** Instructions for the task **
Nothing in the records should change; write them all out exactly.

(Dataset rows for apps and sites)
Start of Block
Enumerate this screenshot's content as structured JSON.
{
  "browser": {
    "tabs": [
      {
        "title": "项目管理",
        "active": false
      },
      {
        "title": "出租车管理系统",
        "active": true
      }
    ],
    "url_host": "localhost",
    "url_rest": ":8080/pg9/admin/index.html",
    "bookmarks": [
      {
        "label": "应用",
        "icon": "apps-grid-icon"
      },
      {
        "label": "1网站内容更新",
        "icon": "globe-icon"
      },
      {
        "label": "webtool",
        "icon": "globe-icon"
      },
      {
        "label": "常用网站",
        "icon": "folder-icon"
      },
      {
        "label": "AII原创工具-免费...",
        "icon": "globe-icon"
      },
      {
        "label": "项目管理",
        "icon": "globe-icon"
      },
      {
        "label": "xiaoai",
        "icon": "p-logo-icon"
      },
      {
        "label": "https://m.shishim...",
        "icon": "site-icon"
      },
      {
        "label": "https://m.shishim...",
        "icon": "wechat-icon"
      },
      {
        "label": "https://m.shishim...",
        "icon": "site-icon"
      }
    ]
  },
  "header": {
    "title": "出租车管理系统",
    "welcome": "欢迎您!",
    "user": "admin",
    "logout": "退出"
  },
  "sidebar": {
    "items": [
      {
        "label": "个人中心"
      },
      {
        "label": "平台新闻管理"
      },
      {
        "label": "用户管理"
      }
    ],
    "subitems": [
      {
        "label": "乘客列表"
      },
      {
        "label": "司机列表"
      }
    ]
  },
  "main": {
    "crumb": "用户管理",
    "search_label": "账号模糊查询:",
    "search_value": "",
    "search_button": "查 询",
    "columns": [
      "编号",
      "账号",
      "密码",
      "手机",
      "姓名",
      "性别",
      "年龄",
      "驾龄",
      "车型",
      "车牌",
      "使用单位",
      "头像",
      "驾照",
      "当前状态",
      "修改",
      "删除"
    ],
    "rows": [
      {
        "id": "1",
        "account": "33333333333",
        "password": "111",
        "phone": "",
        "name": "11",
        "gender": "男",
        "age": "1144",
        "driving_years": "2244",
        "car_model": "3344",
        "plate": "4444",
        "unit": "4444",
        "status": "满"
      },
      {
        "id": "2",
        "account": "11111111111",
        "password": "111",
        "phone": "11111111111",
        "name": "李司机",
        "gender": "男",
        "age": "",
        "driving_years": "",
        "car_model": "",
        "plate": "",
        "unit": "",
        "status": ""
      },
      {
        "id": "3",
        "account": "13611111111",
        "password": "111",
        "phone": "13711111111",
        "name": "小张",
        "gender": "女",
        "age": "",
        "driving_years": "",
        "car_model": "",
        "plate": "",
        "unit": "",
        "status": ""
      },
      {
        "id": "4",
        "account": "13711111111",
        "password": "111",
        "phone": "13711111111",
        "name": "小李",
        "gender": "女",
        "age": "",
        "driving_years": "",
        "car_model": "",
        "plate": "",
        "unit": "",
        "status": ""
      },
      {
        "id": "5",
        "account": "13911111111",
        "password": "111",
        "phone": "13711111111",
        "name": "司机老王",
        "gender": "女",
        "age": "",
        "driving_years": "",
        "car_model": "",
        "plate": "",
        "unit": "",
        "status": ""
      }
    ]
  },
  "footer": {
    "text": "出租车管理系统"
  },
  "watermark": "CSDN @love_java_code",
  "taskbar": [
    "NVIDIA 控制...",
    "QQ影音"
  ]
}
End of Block
** Result of this exercise **
Enumerate this screenshot's content as structured JSON.
{
  "browser": {
    "tabs": [
      {
        "title": "项目管理",
        "active": false
      },
      {
        "title": "出租车管理系统",
        "active": true
      }
    ],
    "url_host": "localhost",
    "url_rest": ":8080/pg9/admin/index.html",
    "bookmarks": [
      {
        "label": "应用",
        "icon": "apps-grid-icon"
      },
      {
        "label": "1网站内容更新",
        "icon": "globe-icon"
      },
      {
        "label": "webtool",
        "icon": "globe-icon"
      },
      {
        "label": "常用网站",
        "icon": "folder-icon"
      },
      {
        "label": "AII原创工具-免费...",
        "icon": "globe-icon"
      },
      {
        "label": "项目管理",
        "icon": "globe-icon"
      },
      {
        "label": "xiaoai",
        "icon": "p-logo-icon"
      },
      {
        "label": "https://m.shishim...",
        "icon": "site-icon"
      },
      {
        "label": "https://m.shishim...",
        "icon": "wechat-icon"
      },
      {
        "label": "https://m.shishim...",
        "icon": "site-icon"
      }
    ]
  },
  "header": {
    "title": "出租车管理系统",
    "welcome": "欢迎您!",
    "user": "admin",
    "logout": "退出"
  },
  "sidebar": {
    "items": [
      {
        "label": "个人中心"
      },
      {
        "label": "平台新闻管理"
      },
      {
        "label": "用户管理"
      }
    ],
    "subitems": [
      {
        "label": "乘客列表"
      },
      {
        "label": "司机列表"
      }
    ]
  },
  "main": {
    "crumb": "用户管理",
    "search_label": "账号模糊查询:",
    "search_value": "",
    "search_button": "查 询",
    "columns": [
      "编号",
      "账号",
      "密码",
      "手机",
      "姓名",
      "性别",
      "年龄",
      "驾龄",
      "车型",
      "车牌",
      "使用单位",
      "头像",
      "驾照",
      "当前状态",
      "修改",
      "删除"
    ],
    "rows": [
      {
        "id": "1",
        "account": "33333333333",
        "password": "111",
        "phone": "",
        "name": "11",
        "gender": "男",
        "age": "1144",
        "driving_years": "2244",
        "car_model": "3344",
        "plate": "4444",
        "unit": "4444",
        "status": "满"
      },
      {
        "id": "2",
        "account": "11111111111",
        "password": "111",
        "phone": "11111111111",
        "name": "李司机",
        "gender": "男",
        "age": "",
        "driving_years": "",
        "car_model": "",
        "plate": "",
        "unit": "",
        "status": ""
      },
      {
        "id": "3",
        "account": "13611111111",
        "password": "111",
        "phone": "13711111111",
        "name": "小张",
        "gender": "女",
        "age": "",
        "driving_years": "",
        "car_model": "",
        "plate": "",
        "unit": "",
        "status": ""
      },
      {
        "id": "4",
        "account": "13711111111",
        "password": "111",
        "phone": "13711111111",
        "name": "小李",
        "gender": "女",
        "age": "",
        "driving_years": "",
        "car_model": "",
        "plate": "",
        "unit": "",
        "status": ""
      },
      {
        "id": "5",
        "account": "13911111111",
        "password": "111",
        "phone": "13711111111",
        "name": "司机老王",
        "gender": "女",
        "age": "",
        "driving_years": "",
        "car_model": "",
        "plate": "",
        "unit": "",
        "status": ""
      }
    ]
  },
  "footer": {
    "text": "出租车管理系统"
  },
  "watermark": "CSDN @love_java_code",
  "taskbar": [
    "NVIDIA 控制...",
    "QQ影音"
  ]
}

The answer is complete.